The more fundamental error in AOC's reference to "Milton Keynes"

Tim Worstall nicely explains.

What the congresswoman meant to talk about was John Maynard Keynes and his essay “Economic Possibilities for our Grandchildren.” In this essay, Keynes muses that by about 2030, we'd all be so rich that we'd only work 15 hours a week, which is what Ocasio-Cortez tries to cite to argue that this hasn't happened because of economic inequality, i.e., the rich idle while the rest of us labor on, or something.

This is not correct. In fact, much of that reduction in labor has happened, but it is so-called women’s work that has vanished.

BONUS: Washington Post columnist lectures AOC about how to eat breakfast in DC.

"If the Only Way You Can Get Your Great Idea Implemented . . ."

Bryan Caplan is so very, very correct:
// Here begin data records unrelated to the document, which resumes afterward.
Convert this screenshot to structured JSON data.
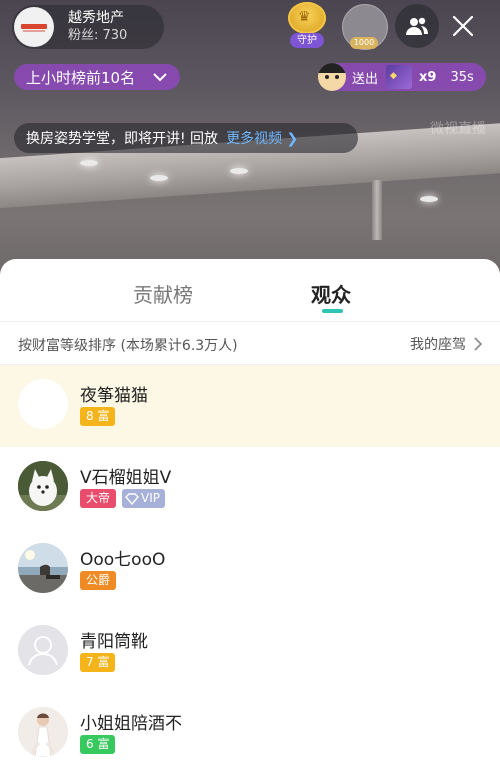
{
  "live": {
    "host": {
      "name": "越秀地产",
      "fans_label": "粉丝: 730"
    },
    "guard_label": "守护",
    "viewer_badge": "1000",
    "rank_label": "上小时榜前10名",
    "gift": {
      "send_label": "送出",
      "count": "x9",
      "timer": "35s"
    },
    "announcement": {
      "text": "换房姿势学堂，即将开讲! 回放",
      "more_link": "更多视频 ❯"
    },
    "watermark": "微视直播"
  },
  "sheet": {
    "tabs": [
      {
        "label": "贡献榜",
        "active": false
      },
      {
        "label": "观众",
        "active": true
      }
    ],
    "accent_color": "#2ec4b6",
    "sort_label": "按财富等级排序 (本场累计6.3万人)",
    "seat_link": "我的座驾",
    "audience": [
      {
        "name": "夜筝猫猫",
        "badges": [
          {
            "type": "wealth",
            "text": "8 富"
          }
        ],
        "avatar": "blank",
        "highlight": true
      },
      {
        "name": "V石榴姐姐V",
        "badges": [
          {
            "type": "emperor",
            "text": "大帝"
          },
          {
            "type": "vip",
            "text": "VIP"
          }
        ],
        "avatar": "white-dog"
      },
      {
        "name": "Ooo七ooO",
        "badges": [
          {
            "type": "duke",
            "text": "公爵"
          }
        ],
        "avatar": "seaside"
      },
      {
        "name": "青阳筒靴",
        "badges": [
          {
            "type": "wealth",
            "text": "7 富"
          }
        ],
        "avatar": "default-person"
      },
      {
        "name": "小姐姐陪酒不",
        "badges": [
          {
            "type": "green",
            "text": "6 富"
          }
        ],
        "avatar": "woman-white-dress"
      }
    ]
  }
}
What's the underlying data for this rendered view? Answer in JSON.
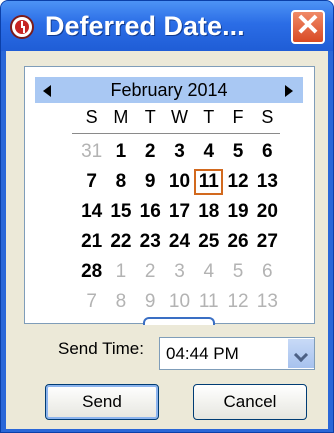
{
  "window": {
    "title": "Deferred Date...",
    "close_glyph": "✕",
    "icon": "clock-icon",
    "accent": "#2b6de6"
  },
  "calendar": {
    "month_label": "February 2014",
    "days_of_week": [
      "S",
      "M",
      "T",
      "W",
      "T",
      "F",
      "S"
    ],
    "selected_day": "11",
    "weeks": [
      [
        {
          "d": "31",
          "o": true
        },
        {
          "d": "1"
        },
        {
          "d": "2"
        },
        {
          "d": "3"
        },
        {
          "d": "4"
        },
        {
          "d": "5"
        },
        {
          "d": "6"
        }
      ],
      [
        {
          "d": "7"
        },
        {
          "d": "8"
        },
        {
          "d": "9"
        },
        {
          "d": "10"
        },
        {
          "d": "11",
          "today": true
        },
        {
          "d": "12"
        },
        {
          "d": "13"
        }
      ],
      [
        {
          "d": "14"
        },
        {
          "d": "15"
        },
        {
          "d": "16"
        },
        {
          "d": "17"
        },
        {
          "d": "18"
        },
        {
          "d": "19"
        },
        {
          "d": "20"
        }
      ],
      [
        {
          "d": "21"
        },
        {
          "d": "22"
        },
        {
          "d": "23"
        },
        {
          "d": "24"
        },
        {
          "d": "25"
        },
        {
          "d": "26"
        },
        {
          "d": "27"
        }
      ],
      [
        {
          "d": "28"
        },
        {
          "d": "1",
          "o": true
        },
        {
          "d": "2",
          "o": true
        },
        {
          "d": "3",
          "o": true
        },
        {
          "d": "4",
          "o": true
        },
        {
          "d": "5",
          "o": true
        },
        {
          "d": "6",
          "o": true
        }
      ],
      [
        {
          "d": "7",
          "o": true
        },
        {
          "d": "8",
          "o": true
        },
        {
          "d": "9",
          "o": true
        },
        {
          "d": "10",
          "o": true
        },
        {
          "d": "11",
          "o": true
        },
        {
          "d": "12",
          "o": true
        },
        {
          "d": "13",
          "o": true
        }
      ]
    ]
  },
  "send_time": {
    "label": "Send Time:",
    "value": "04:44 PM"
  },
  "buttons": {
    "send": "Send",
    "cancel": "Cancel"
  }
}
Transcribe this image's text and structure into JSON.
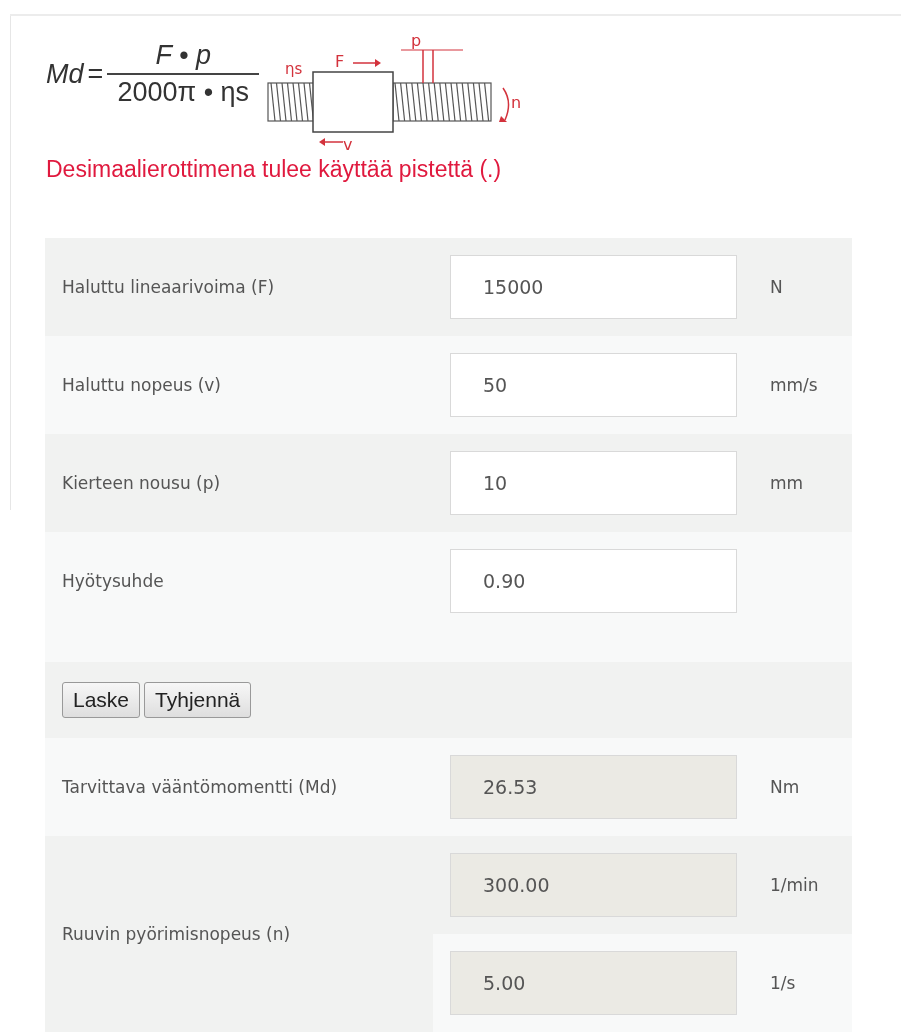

Once you pay proper respect to public choice theory, however, you cannot simply continue on your merry way.  You have to ponder its central normative lesson: Don’t advocate government action merely because a clever-and-appealing policy proposal passes a cost-benefit test.  Instead, look at the trendy-but-awful policies that will actually be adopted – and see if they pass a cost-benefit test.  If they don’t, you should advocate laissez-faire despite all those shiny ideas in the textbook.

Related: "Prohibition and the Great Society show that the government should not legislate vast social trends".

"New York's Progressive Rent Regulations Having the Exact Same Negative Consequence That Skeptics Predicted"

Economists are criticized a lot for what we don't know. But we do know some things. Here's one: "New York told landlords they couldn't pass along renovation costs, so landlords stopped doing renovations".

(And I think Stephen Green has an excellent chance at being correct when he predicts, "Big, connected players will snap up these properties at a steep discount, at which point the city will grant relief and exemptions from the new regulations.")

Related: "Why New York’s pols’ ‘affordable housing’ fixes only make everything worse".

"Macroeconomic Inferences and the New Fed Regime"

Yet another application of Goodhart's Law:

Monetary policy is typically concerned with keeping inflation low and stable while also trying to keep the unemployment rate down. By all appearances, the Fed is doing an admirable job. Inflation is currently around 2.5 percent, and the unemployment rate around 3.5 percent. These are exceptional numbers, and in any other era they would paint a picture of economic vigor.

But we cannot assume that anymore. Why not? The short answer is, the monetary policy regime has changed so much since the 2007–8 financial crisis that we cannot reasonably infer the same things from the usual data that we could prior to the crisis.

"'Let Them Eat Whole Foods': The Appalling Elitism of Dollar Store Bans"

Laura Williams nails it:

Opponents of dollar stores often contradict each other or even themselves.

Critics objected when suburban growth sent stores running for whiter, more affluent suburbs. But dollar stores’ explicit attempts to reverse this trend—to set up affordable retail options in poorer, underserved neighborhoods—are somehow also the target of scorn.

You’ll also hear critics claim dollar stores engage in “predatory” behavior by offering prices that are simultaneously too low (undercutting potential competitors) and also too high (as compared to a per-unit cost at the Costco 15 miles away).